by Hannah Lee Jones
As sons and songs go some precede the others like a major chord,
barbed as they are with the mercies of an inheritance. The winter I lost my skin
to my cousins in a cedar hollow, my father’s spade silver in my ear, a wolf’s head
found me in a field of downed hemlock, took my left hand
when I couldn’t reunite it with its body. I know it seems like surrender
that I knelt to its wake. It would seem like surrender that I gave my right
hand to its cold flame as it swept the meadows like a thin hunter.
It was nothing. Except it was silver. It steals through the blood when the north wind
returns to claim what I lack, and I kneel once more. I kneel once more:
heaven knows what hellmoved his offering to another war.
Trees stopped crying as they were cut and whispered as they fell –
here into the drawn breath of another morning, once-phantom moons
sprouting from the old stumps like a second coming, surely a god somewhere.

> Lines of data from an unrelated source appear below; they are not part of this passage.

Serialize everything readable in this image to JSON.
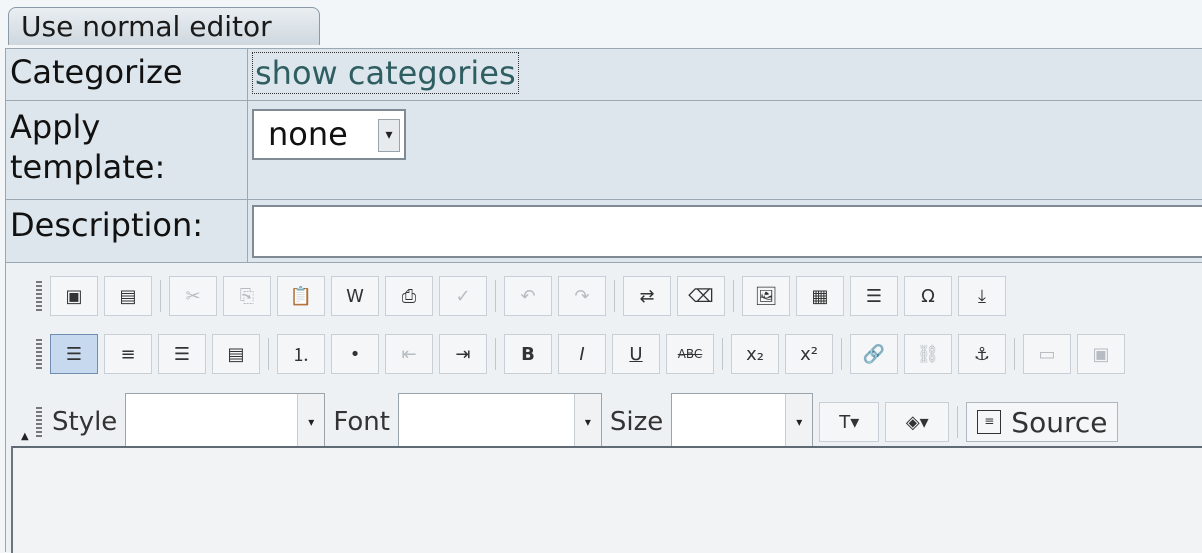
{
  "tab": {
    "label": "Use normal editor"
  },
  "form": {
    "categorize_label": "Categorize",
    "categories_link": "show categories",
    "template_label": "Apply template:",
    "template_value": "none",
    "description_label": "Description:",
    "description_value": ""
  },
  "toolbar": {
    "row1": [
      "preview-icon",
      "template-icon",
      "cut-icon",
      "copy-icon",
      "paste-icon",
      "paste-word-icon",
      "print-icon",
      "spellcheck-icon",
      "undo-icon",
      "redo-icon",
      "find-replace-icon",
      "eraser-icon",
      "image-icon",
      "table-icon",
      "horizontal-rule-icon",
      "special-char-icon",
      "page-break-icon"
    ],
    "row2": [
      "align-left-icon",
      "align-center-icon",
      "align-right-icon",
      "justify-icon",
      "ordered-list-icon",
      "unordered-list-icon",
      "outdent-icon",
      "indent-icon",
      "bold-icon",
      "italic-icon",
      "underline-icon",
      "strikethrough-icon",
      "subscript-icon",
      "superscript-icon",
      "link-icon",
      "unlink-icon",
      "anchor-icon",
      "flash-icon",
      "iframe-icon"
    ],
    "row2_text": {
      "bold": "B",
      "italic": "I",
      "underline": "U",
      "strike": "ABC",
      "sub": "x₂",
      "sup": "x²"
    },
    "style_label": "Style",
    "font_label": "Font",
    "size_label": "Size",
    "source_label": "Source"
  }
}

O god somewhere: find me in some bramble among the crows, sealed in prayer.
Find me in these woods where we die and rise again.